"What the Bible Tells Us About Grace" by Pastor Leah Rosso

Last Monday at my class, “My Neighbor is Muslim,” we talked about violence in Christianity and Islam. And one of the exercises was a worksheet with 30 different quotes that people were invited to decipher whether they came from the Bible or the Quran. After giving people a few minutes to look through the list and mark which one they thought each quote came from, I asked them to count up the ones they thought were from the Bible and tell me how many they came up with. That’s when someone in the front of the room looked up, somewhat hiding behind the worksheet, and said, “All of them?”

Well, gratefully it wasn’t all of them— half were from the Quran and half were from the Bible. But we could have easily found 30 verses in the Bible that no one here this morning would want to hear. There are verses about killing people who don’t keep the Sabbath; about killing people who live in the land God promised the Israelites; verses about chopping off body parts that are causing us to sin. And yet I bet none of you came today worried about how you might be punished by God for your sin. How is that possible?

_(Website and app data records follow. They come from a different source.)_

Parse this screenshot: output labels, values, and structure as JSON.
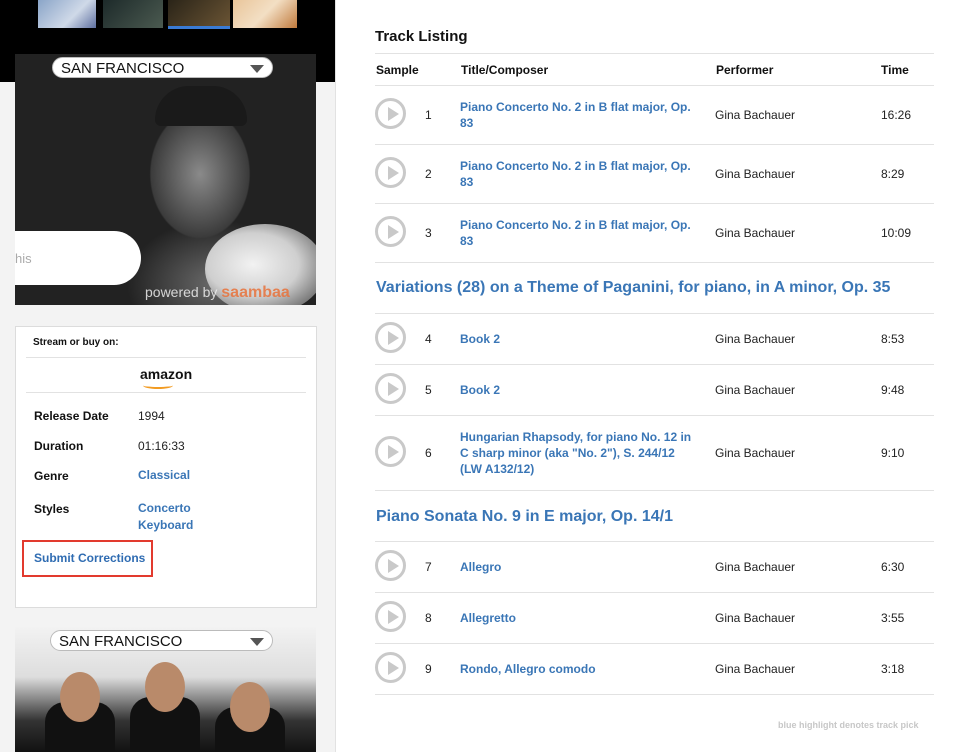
{
  "sidebar": {
    "ad1": {
      "city": "SAN FRANCISCO",
      "bubble_text": "his",
      "powered_text": "powered by",
      "powered_brand": "saambaa"
    },
    "ad2": {
      "city": "SAN FRANCISCO"
    },
    "info": {
      "stream_label": "Stream or buy on:",
      "store": "amazon",
      "release_date_label": "Release Date",
      "release_date": "1994",
      "duration_label": "Duration",
      "duration": "01:16:33",
      "genre_label": "Genre",
      "genre": "Classical",
      "styles_label": "Styles",
      "styles": [
        "Concerto",
        "Keyboard"
      ],
      "submit_label": "Submit Corrections"
    }
  },
  "tracklist": {
    "title": "Track Listing",
    "columns": {
      "sample": "Sample",
      "title": "Title/Composer",
      "performer": "Performer",
      "time": "Time"
    },
    "tracks": [
      {
        "num": "1",
        "title": [
          "Piano Concerto No. 2 in B flat major, Op.",
          "83"
        ],
        "performer": "Gina Bachauer",
        "time": "16:26"
      },
      {
        "num": "2",
        "title": [
          "Piano Concerto No. 2 in B flat major, Op.",
          "83"
        ],
        "performer": "Gina Bachauer",
        "time": "8:29"
      },
      {
        "num": "3",
        "title": [
          "Piano Concerto No. 2 in B flat major, Op.",
          "83"
        ],
        "performer": "Gina Bachauer",
        "time": "10:09"
      },
      {
        "num": "4",
        "title": [
          "Book 2"
        ],
        "performer": "Gina Bachauer",
        "time": "8:53"
      },
      {
        "num": "5",
        "title": [
          "Book 2"
        ],
        "performer": "Gina Bachauer",
        "time": "9:48"
      },
      {
        "num": "6",
        "title": [
          "Hungarian Rhapsody, for piano No. 12 in",
          "C sharp minor (aka \"No. 2\"), S. 244/12",
          "(LW A132/12)"
        ],
        "performer": "Gina Bachauer",
        "time": "9:10"
      },
      {
        "num": "7",
        "title": [
          "Allegro"
        ],
        "performer": "Gina Bachauer",
        "time": "6:30"
      },
      {
        "num": "8",
        "title": [
          "Allegretto"
        ],
        "performer": "Gina Bachauer",
        "time": "3:55"
      },
      {
        "num": "9",
        "title": [
          "Rondo, Allegro comodo"
        ],
        "performer": "Gina Bachauer",
        "time": "3:18"
      }
    ],
    "work_titles": [
      "Variations (28) on a Theme of Paganini, for piano, in A minor, Op. 35",
      "Piano Sonata No. 9 in E major, Op. 14/1"
    ],
    "footnote": "blue highlight denotes track pick"
  },
  "colors": {
    "link": "#3a76b6",
    "highlight_border": "#e23a2e",
    "play_icon": "#c9c9c9"
  }
}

Is Grace Limitless? by Pastor Randy Johnson

Recently I read a column in the local Catholic newspaper in which the guest author, Hosffman Ospino, shared about a conversation he had had with his young son.  As he described it, “My 6-year-old son came home after school and unexpectedly asked my wife and me, ‘What am I?”  The question caught us off guard. “What do you mean?’ we asked.  He said, “Am I Mexican?  Are people who speak Spanish Mexican?”  We explained that he and his sister were both born in the United States and, in other words, they are American.  We also explained that people with Mexican roots who live in the United States are also known as Latinos or Hispanics.  Staring as if something was still bothering him, he asked, “Why are Mexicans taking over the country?” Then he added, “Are we taking over the country?”  I asked, “Where did you hear that?”  He said, “My friends say that Mexicans are taking over the country.  They say that America is for white people.  They heard it on television.”  Then he concluded, “My arms are white.  Are we white people?”  Our hearts sank.  A deep sense of sadness engulfed me.  Should not these 6-year-olds be engaged in play and imagining worlds full of hope?  Should they wrestle with these questions at such a tender age?”  The author then went on to suggest how parents and others who work with children can be prepared to speak about race with God’s children all ages.

We have some understanding about how challenging it must be in today’s world to be engaged in such painful conversations.  But when we turn to the world of the Scriptures we are often unaware of the challenges faced by those first century Christians who like many Americans lived in two worlds.  While in our world today the division is usually framed within a “black-white” paradigm, in the world of Jesus and his followers, the division was between Jew and Gentile.  We sometimes forget that the first disciples of Jesus were Jews who continued to practice Jewish traditions and follow Jewish laws even after they had put their trust in Jesus as their Messiah.  Just like people today, these original followers of Jesus had their prejudices against those outside of their circle of race and religion.  Their identity rested not only in their faith in Jesus, but in their Jewish blood and traditional Jewish religious and cultural practices. To follow Jesus did not mean giving up their Jewish ways nor did it mean extending God’s grace and blessing to those outside of the Jewish community.